1 Year: Find a customer
2 Years: Pay the rent
3 Years: Mini-brand
5 Years: Can't Be Killed
8 Years: Pre-nicorn
10 Years: Unicorn
15 Years: Leader/Public
20 Years: $1b+ ARR.
Just Getting Going.
— Jason ✨2022 SaaStr Annual Sep 13-15 ✨ Lemkin (@jasonlk) June 13, 2020
A ways back on SaaSr, we wrote that it takes 7-10 years to get anywhere real in SaaS. It’s still true today. It usually takes 1-2 years to get to product-market fit, another few generally to get to $10m+ in ARR, and then a steady march to $100m in 7-10 years. And that’s if you build something exceptional. It can take longer. And it can seem long at the time. Very long.
But fast forward to today, and we’re getting to SaaS companies that are crossing into their third decade in operation — and not slowing down!
Mailchimp was acquired for $12B at $1B in ARR (!) according to Forbes, bootstrapped all the way. But it wasn’t done in a year or three. Mailchimp was founded in 2001 and was acquired for $12B after … 20 years. And as CEO Ben Chestnut noted below, the first 17-18 years or so were “just a warm-up” 🙂
The same with Salesforce as it crossed 20. At $30B in ARR in fact, after 23 years, it’s growing faster than it has in years:
Here’s a quick look at a few next-generation SaaS leaders from Atlassian to RingCentral that will soon be in their third decade of operation … and are adding more revenue per year than ever before:
Even Oracle is probably only reaching its revenue peak now. It’s finally stopped growing this year. And it was founded in 1977. Well, well before The Cloud. It’s hard to kill these things, once they get good.
Power laws are an annoying concept VCs talk a lot about. But they are also real and true. The best SaaS companies just keep going, and breeze past $100m+ in ARR.
If you have something — go long. You can do it for 30+ years in SaaS. If you want.

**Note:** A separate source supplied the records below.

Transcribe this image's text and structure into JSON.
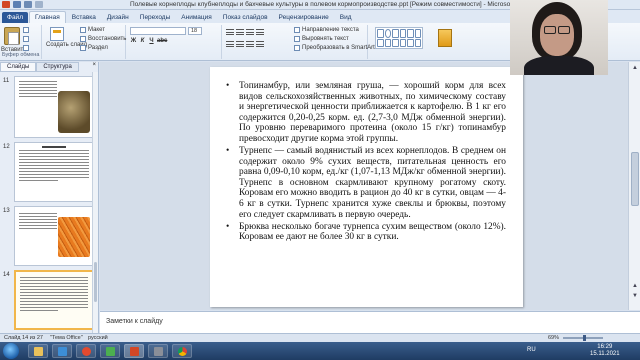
{
  "window": {
    "title": "Полевые корнеплоды клубнеплоды и бахчевые культуры в полевом кормопроизводстве.ppt [Режим совместимости] - Microsoft PowerPoint"
  },
  "ribbon": {
    "tabs": [
      "Файл",
      "Главная",
      "Вставка",
      "Дизайн",
      "Переходы",
      "Анимация",
      "Показ слайдов",
      "Рецензирование",
      "Вид"
    ],
    "active_tab": "Главная",
    "paste_label": "Вставить",
    "new_slide_label": "Создать слайд",
    "layout_label": "Макет",
    "reset_label": "Восстановить",
    "section_label": "Раздел",
    "text_direction_label": "Направление текста",
    "align_text_label": "Выровнять текст",
    "smartart_label": "Преобразовать в SmartArt",
    "quick_styles_label": "Экспресс-стили",
    "group_clipboard": "Буфер обмена",
    "group_slides": "Слайды",
    "group_font": "Шрифт",
    "group_paragraph": "Абзац",
    "group_drawing": "Рисование",
    "group_editing": "Редактирование",
    "font_size": "18"
  },
  "left_pane": {
    "tab_slides": "Слайды",
    "tab_outline": "Структура",
    "close": "×",
    "thumbnails": [
      {
        "number": "11",
        "selected": false
      },
      {
        "number": "12",
        "selected": false
      },
      {
        "number": "13",
        "selected": false
      },
      {
        "number": "14",
        "selected": true
      }
    ]
  },
  "slide": {
    "bullets": [
      "Топинамбур, или земляная груша, — хороший корм для всех видов сельскохозяйственных животных, по химическому составу и энергетической ценности приближается к картофелю. В 1 кг его содержится 0,20-0,25 корм. ед. (2,7-3,0 МДж обменной энергии). По уровню переваримого протеина (около 15 г/кг) топинамбур превосходит другие корма этой группы.",
      "Турнепс — самый водянистый из всех корнеплодов. В среднем он содержит около 9% сухих веществ, питательная ценность его равна 0,09-0,10 корм, ед./кг (1,07-1,13 МДж/кг обменной энергии). Турнепс в основном скармливают крупному рогатому скоту. Коровам его можно вводить в рацион до 40 кг в сутки, овцам — 4-6 кг в сутки. Турнепс хранится хуже свеклы и брюквы, поэтому его следует скармливать в первую очередь.",
      "Брюква несколько богаче турнепса сухим веществом (около 12%). Коровам ее дают не более 30 кг в сутки."
    ]
  },
  "notes": {
    "placeholder": "Заметки к слайду"
  },
  "status": {
    "slide_info": "Слайд 14 из 27",
    "theme": "\"Тема Office\"",
    "language": "русский",
    "zoom": "69%"
  },
  "taskbar": {
    "language": "RU",
    "time": "16:29",
    "date": "15.11.2021"
  },
  "colors": {
    "file_tab": "#2b5797",
    "selection": "#f1b64b",
    "taskbar": "#1f3c63"
  }
}
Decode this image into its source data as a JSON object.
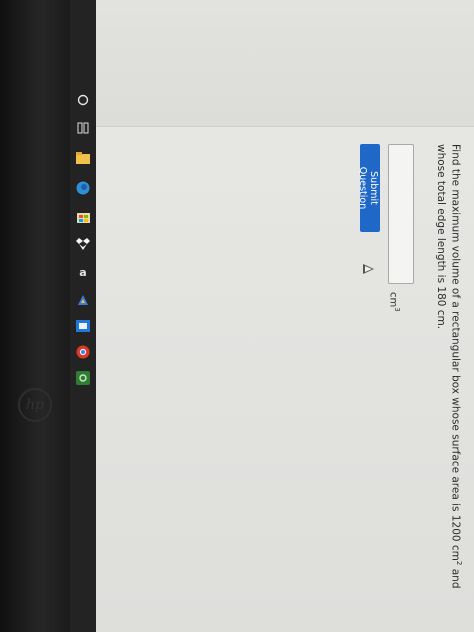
{
  "question": {
    "text_part1": "Find the maximum volume of a rectangular box whose surface area is 1200 cm",
    "sup1": "2",
    "text_part2": " and whose total edge length is 180 cm."
  },
  "answer": {
    "value": "",
    "unit": "cm",
    "unit_sup": "3"
  },
  "submit_label": "Submit Question",
  "taskbar": {
    "icons": [
      "search-icon",
      "task-view-icon",
      "file-explorer-icon",
      "edge-icon",
      "store-icon",
      "dropbox-icon",
      "amazon-icon",
      "steam-icon",
      "mail-icon",
      "chrome-icon",
      "xbox-icon"
    ],
    "amazon_label": "a"
  },
  "bezel_logo": "hp",
  "colors": {
    "submit_bg": "#1f68c8",
    "page_bg": "#e9e9e6"
  }
}
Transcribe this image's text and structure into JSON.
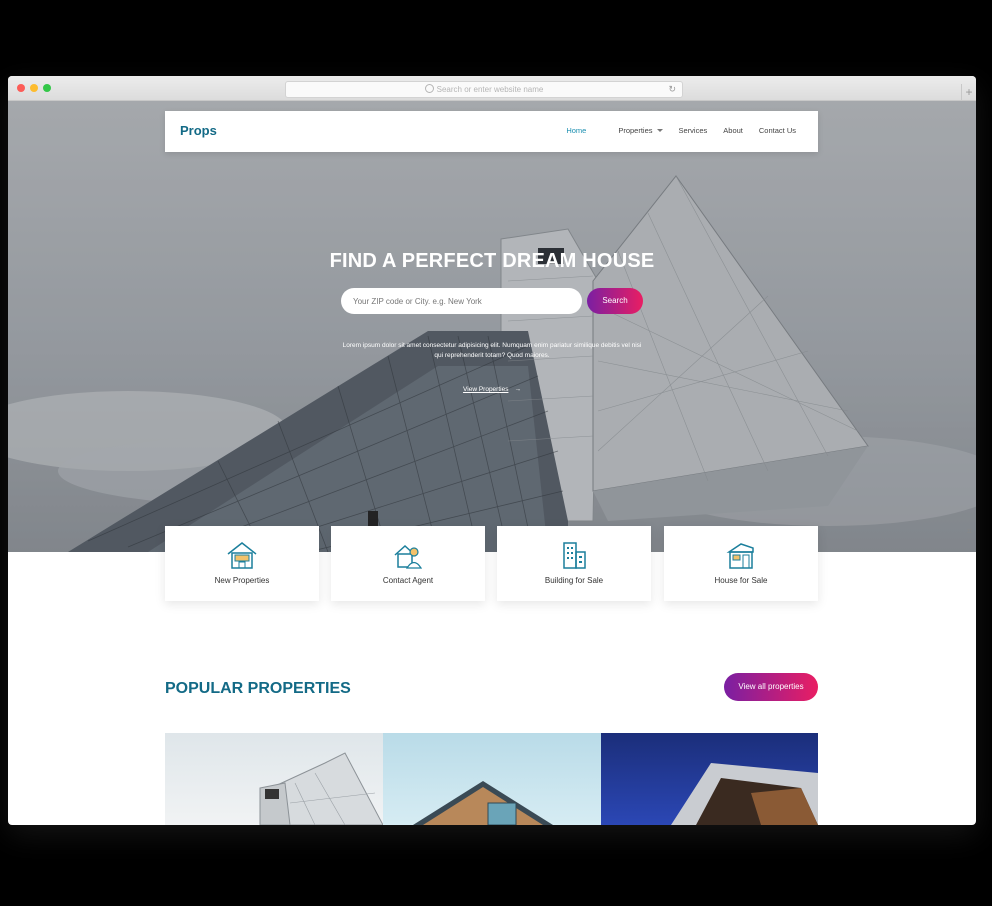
{
  "browser": {
    "address_placeholder": "Search or enter website name",
    "reload_icon": "↻",
    "newtab_icon": "+"
  },
  "nav": {
    "brand": "Props",
    "items": [
      {
        "label": "Home",
        "active": true
      },
      {
        "label": "Properties",
        "has_dropdown": true
      },
      {
        "label": "Services"
      },
      {
        "label": "About"
      },
      {
        "label": "Contact Us"
      }
    ]
  },
  "hero": {
    "title": "FIND A PERFECT DREAM HOUSE",
    "search_placeholder": "Your ZIP code or City. e.g. New York",
    "search_button": "Search",
    "description": "Lorem ipsum dolor sit amet consectetur adipisicing elit. Numquam enim pariatur similique debitis vel nisi qui reprehenderit totam? Quod maiores.",
    "link_label": "View Properties",
    "link_arrow": "→"
  },
  "features": [
    {
      "label": "New Properties",
      "icon": "new-house-icon"
    },
    {
      "label": "Contact Agent",
      "icon": "agent-icon"
    },
    {
      "label": "Building for Sale",
      "icon": "building-icon"
    },
    {
      "label": "House for Sale",
      "icon": "house-icon"
    }
  ],
  "popular": {
    "title": "POPULAR PROPERTIES",
    "button": "View all properties"
  },
  "colors": {
    "brand": "#136a86",
    "accent_start": "#7a1fa2",
    "accent_end": "#e91e63"
  }
}
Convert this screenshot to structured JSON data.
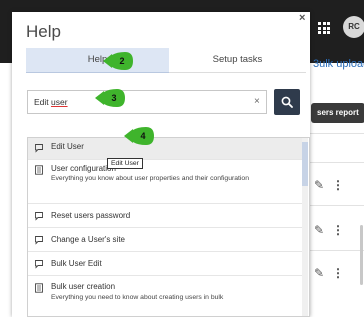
{
  "background": {
    "avatar_initials": "RC",
    "bulk_upload_link": "3ulk uploac",
    "users_report_button": "sers report"
  },
  "help": {
    "title": "Help",
    "close_label": "×",
    "tabs": [
      {
        "label": "Help",
        "active": true
      },
      {
        "label": "Setup tasks",
        "active": false
      }
    ],
    "search": {
      "value_prefix": "Edit ",
      "value_underlined": "user"
    },
    "tooltip": "Edit User",
    "results": [
      {
        "title": "Edit User",
        "description": "",
        "icon": "chat-bubble-icon"
      },
      {
        "title": "User configuration",
        "description": "Everything you know about user properties and their configuration",
        "icon": "document-icon"
      },
      {
        "title": "Reset users password",
        "description": "",
        "icon": "chat-bubble-icon"
      },
      {
        "title": "Change a User's site",
        "description": "",
        "icon": "chat-bubble-icon"
      },
      {
        "title": "Bulk User Edit",
        "description": "",
        "icon": "chat-bubble-icon"
      },
      {
        "title": "Bulk user creation",
        "description": "Everything you need to know about creating users in bulk",
        "icon": "document-icon"
      }
    ]
  },
  "callouts": [
    "2",
    "3",
    "4"
  ],
  "colors": {
    "callout_green": "#3fb42c",
    "search_button": "#2f3b4c",
    "active_tab": "#dde6f4",
    "topbar": "#1f1f1f"
  }
}
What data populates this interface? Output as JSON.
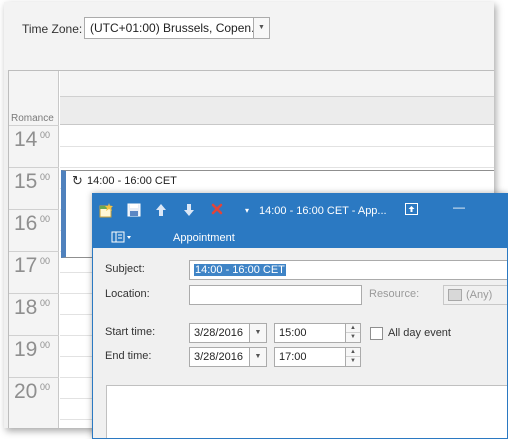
{
  "toolbar": {
    "timezone_label": "Time Zone:",
    "timezone_value": "(UTC+01:00) Brussels, Copen..."
  },
  "scheduler": {
    "timezone_caption": "Romance",
    "hours": [
      {
        "hour": "14",
        "min": "00"
      },
      {
        "hour": "15",
        "min": "00"
      },
      {
        "hour": "16",
        "min": "00"
      },
      {
        "hour": "17",
        "min": "00"
      },
      {
        "hour": "18",
        "min": "00"
      },
      {
        "hour": "19",
        "min": "00"
      },
      {
        "hour": "20",
        "min": "00"
      }
    ],
    "appointment": {
      "text": "14:00 - 16:00 CET",
      "recurring_icon": "↻"
    }
  },
  "dialog": {
    "title": "14:00 - 16:00 CET - App...",
    "ribbon_tab": "Appointment",
    "subject_label": "Subject:",
    "subject_value": "14:00 - 16:00 CET",
    "location_label": "Location:",
    "location_value": "",
    "resource_label": "Resource:",
    "resource_value": "(Any)",
    "start_label": "Start time:",
    "start_date": "3/28/2016",
    "start_time": "15:00",
    "all_day_label": "All day event",
    "all_day_checked": false,
    "end_label": "End time:",
    "end_date": "3/28/2016",
    "end_time": "17:00"
  },
  "colors": {
    "accent": "#2b79c2",
    "appointment_status": "#4f81bd",
    "selection": "#3f84c6"
  }
}
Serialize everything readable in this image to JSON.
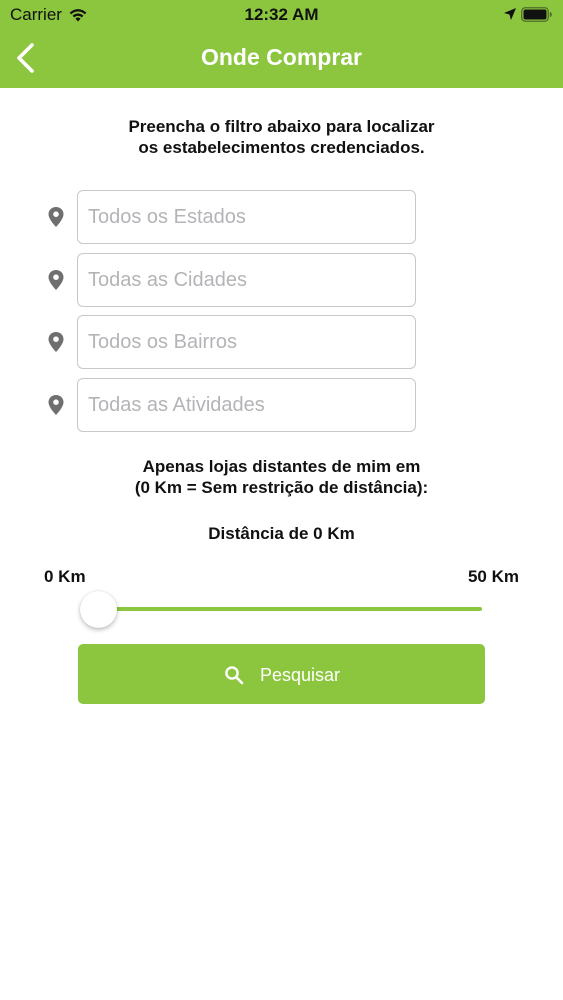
{
  "status_bar": {
    "carrier": "Carrier",
    "time": "12:32 AM"
  },
  "header": {
    "title": "Onde Comprar",
    "background_color": "#8cc63f"
  },
  "instructions": {
    "line1": "Preencha o filtro abaixo para localizar",
    "line2": "os estabelecimentos credenciados."
  },
  "filters": {
    "state_placeholder": "Todos os Estados",
    "state_value": "",
    "city_placeholder": "Todas as Cidades",
    "city_value": "",
    "neighborhood_placeholder": "Todos os Bairros",
    "neighborhood_value": "",
    "activity_placeholder": "Todas as Atividades",
    "activity_value": ""
  },
  "distance": {
    "note_line1": "Apenas lojas distantes de mim em",
    "note_line2": "(0 Km = Sem restrição de distância):",
    "label": "Distância de 0 Km",
    "min_label": "0 Km",
    "max_label": "50 Km",
    "min": 0,
    "max": 50,
    "value": 0
  },
  "search": {
    "label": "Pesquisar"
  },
  "icons": {
    "back": "chevron-left-icon",
    "pin": "map-pin-icon",
    "search": "search-icon",
    "wifi": "wifi-icon",
    "location": "location-arrow-icon",
    "battery": "battery-icon"
  }
}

Decacorns are here in SaaS, and it’s because the Cloud is far bigger than any of us thought. And it’s still growing.